* [What is expected] When you copy the data that follows, reproduce every word exactly and leave out the images.

* [Records for this exercise]
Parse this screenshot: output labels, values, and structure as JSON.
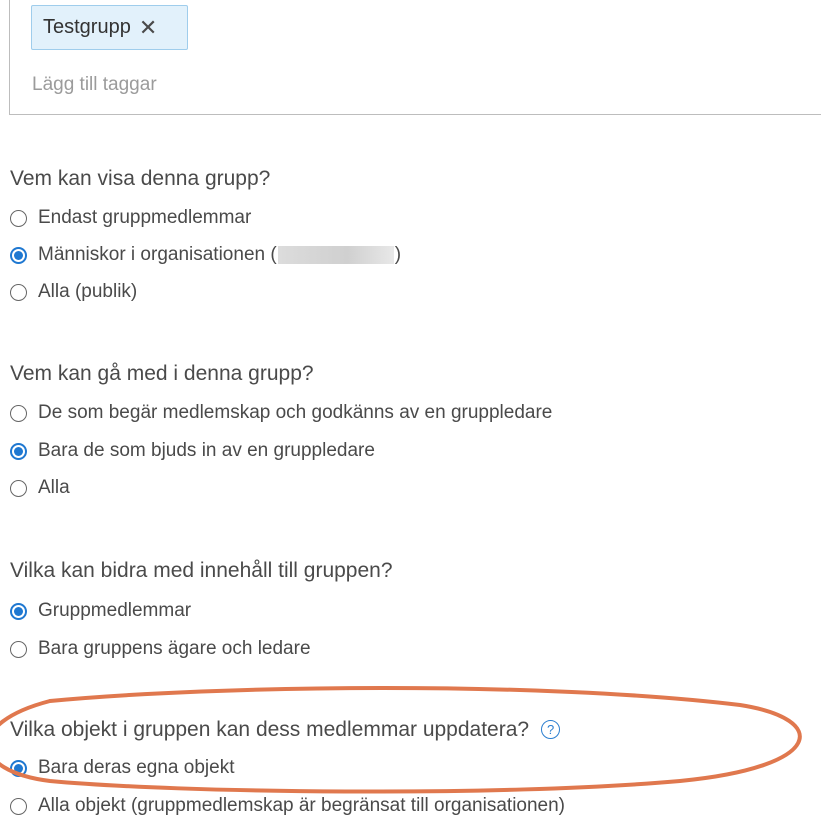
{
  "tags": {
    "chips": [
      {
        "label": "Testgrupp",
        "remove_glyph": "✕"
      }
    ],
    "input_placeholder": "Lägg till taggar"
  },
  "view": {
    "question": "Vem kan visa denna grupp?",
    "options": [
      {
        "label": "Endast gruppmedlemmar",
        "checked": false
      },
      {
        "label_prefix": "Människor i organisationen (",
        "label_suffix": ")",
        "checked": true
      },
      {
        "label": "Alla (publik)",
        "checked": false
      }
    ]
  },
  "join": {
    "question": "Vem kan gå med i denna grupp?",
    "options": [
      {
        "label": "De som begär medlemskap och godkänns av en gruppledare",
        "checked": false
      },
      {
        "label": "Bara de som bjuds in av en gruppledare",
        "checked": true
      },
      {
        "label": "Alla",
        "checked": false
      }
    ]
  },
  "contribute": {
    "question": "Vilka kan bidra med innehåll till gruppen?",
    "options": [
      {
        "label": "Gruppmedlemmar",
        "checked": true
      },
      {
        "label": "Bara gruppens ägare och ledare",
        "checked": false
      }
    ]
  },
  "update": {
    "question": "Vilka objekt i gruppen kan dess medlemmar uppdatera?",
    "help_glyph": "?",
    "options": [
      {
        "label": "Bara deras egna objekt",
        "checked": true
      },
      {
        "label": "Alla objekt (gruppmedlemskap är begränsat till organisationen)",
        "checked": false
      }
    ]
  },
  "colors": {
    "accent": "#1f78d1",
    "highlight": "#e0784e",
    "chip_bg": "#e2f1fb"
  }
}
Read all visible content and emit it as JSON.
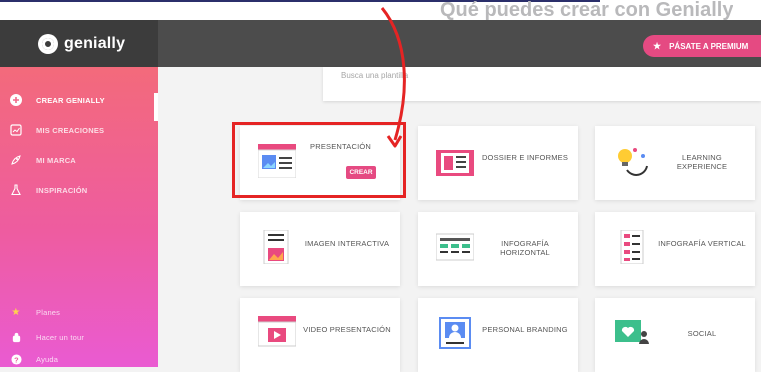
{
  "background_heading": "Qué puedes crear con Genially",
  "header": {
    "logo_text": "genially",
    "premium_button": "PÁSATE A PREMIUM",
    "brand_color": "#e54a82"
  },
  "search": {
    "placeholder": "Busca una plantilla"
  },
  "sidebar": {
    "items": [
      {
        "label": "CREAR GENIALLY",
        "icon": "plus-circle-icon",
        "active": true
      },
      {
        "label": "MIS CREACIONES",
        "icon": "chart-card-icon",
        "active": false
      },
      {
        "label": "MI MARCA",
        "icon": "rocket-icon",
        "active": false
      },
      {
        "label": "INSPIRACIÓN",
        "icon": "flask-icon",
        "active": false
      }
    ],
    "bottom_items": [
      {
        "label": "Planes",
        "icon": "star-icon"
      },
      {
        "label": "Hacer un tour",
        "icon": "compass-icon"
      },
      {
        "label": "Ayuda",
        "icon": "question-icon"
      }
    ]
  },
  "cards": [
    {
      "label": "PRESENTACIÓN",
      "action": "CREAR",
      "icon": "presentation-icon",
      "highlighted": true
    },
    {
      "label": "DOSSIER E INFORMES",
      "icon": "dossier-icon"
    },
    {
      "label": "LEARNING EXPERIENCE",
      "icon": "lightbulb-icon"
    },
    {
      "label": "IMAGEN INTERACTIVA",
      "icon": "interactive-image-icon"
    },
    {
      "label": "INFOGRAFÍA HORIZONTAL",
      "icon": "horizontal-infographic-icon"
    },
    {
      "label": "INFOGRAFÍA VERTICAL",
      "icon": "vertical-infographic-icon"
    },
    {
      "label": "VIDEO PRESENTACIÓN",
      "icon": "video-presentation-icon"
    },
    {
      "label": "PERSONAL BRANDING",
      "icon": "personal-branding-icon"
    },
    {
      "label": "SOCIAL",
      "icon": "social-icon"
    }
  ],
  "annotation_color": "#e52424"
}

* [Solution to this exercise]
Parse this screenshot: output labels, values, and structure as JSON.
{
  "tags": {
    "chips": [
      {
        "label": "Testgrupp",
        "remove_glyph": "✕"
      }
    ],
    "input_placeholder": "Lägg till taggar"
  },
  "view": {
    "question": "Vem kan visa denna grupp?",
    "options": [
      {
        "label": "Endast gruppmedlemmar",
        "checked": false
      },
      {
        "label_prefix": "Människor i organisationen (",
        "label_suffix": ")",
        "checked": true
      },
      {
        "label": "Alla (publik)",
        "checked": false
      }
    ]
  },
  "join": {
    "question": "Vem kan gå med i denna grupp?",
    "options": [
      {
        "label": "De som begär medlemskap och godkänns av en gruppledare",
        "checked": false
      },
      {
        "label": "Bara de som bjuds in av en gruppledare",
        "checked": true
      },
      {
        "label": "Alla",
        "checked": false
      }
    ]
  },
  "contribute": {
    "question": "Vilka kan bidra med innehåll till gruppen?",
    "options": [
      {
        "label": "Gruppmedlemmar",
        "checked": true
      },
      {
        "label": "Bara gruppens ägare och ledare",
        "checked": false
      }
    ]
  },
  "update": {
    "question": "Vilka objekt i gruppen kan dess medlemmar uppdatera?",
    "help_glyph": "?",
    "options": [
      {
        "label": "Bara deras egna objekt",
        "checked": true
      },
      {
        "label": "Alla objekt (gruppmedlemskap är begränsat till organisationen)",
        "checked": false
      }
    ]
  },
  "colors": {
    "accent": "#1f78d1",
    "highlight": "#e0784e",
    "chip_bg": "#e2f1fb"
  }
}
Read all visible content and emit it as JSON.
{
  "background_heading": "Qué puedes crear con Genially",
  "header": {
    "logo_text": "genially",
    "premium_button": "PÁSATE A PREMIUM",
    "brand_color": "#e54a82"
  },
  "search": {
    "placeholder": "Busca una plantilla"
  },
  "sidebar": {
    "items": [
      {
        "label": "CREAR GENIALLY",
        "icon": "plus-circle-icon",
        "active": true
      },
      {
        "label": "MIS CREACIONES",
        "icon": "chart-card-icon",
        "active": false
      },
      {
        "label": "MI MARCA",
        "icon": "rocket-icon",
        "active": false
      },
      {
        "label": "INSPIRACIÓN",
        "icon": "flask-icon",
        "active": false
      }
    ],
    "bottom_items": [
      {
        "label": "Planes",
        "icon": "star-icon"
      },
      {
        "label": "Hacer un tour",
        "icon": "compass-icon"
      },
      {
        "label": "Ayuda",
        "icon": "question-icon"
      }
    ]
  },
  "cards": [
    {
      "label": "PRESENTACIÓN",
      "action": "CREAR",
      "icon": "presentation-icon",
      "highlighted": true
    },
    {
      "label": "DOSSIER E INFORMES",
      "icon": "dossier-icon"
    },
    {
      "label": "LEARNING EXPERIENCE",
      "icon": "lightbulb-icon"
    },
    {
      "label": "IMAGEN INTERACTIVA",
      "icon": "interactive-image-icon"
    },
    {
      "label": "INFOGRAFÍA HORIZONTAL",
      "icon": "horizontal-infographic-icon"
    },
    {
      "label": "INFOGRAFÍA VERTICAL",
      "icon": "vertical-infographic-icon"
    },
    {
      "label": "VIDEO PRESENTACIÓN",
      "icon": "video-presentation-icon"
    },
    {
      "label": "PERSONAL BRANDING",
      "icon": "personal-branding-icon"
    },
    {
      "label": "SOCIAL",
      "icon": "social-icon"
    }
  ],
  "annotation_color": "#e52424"
}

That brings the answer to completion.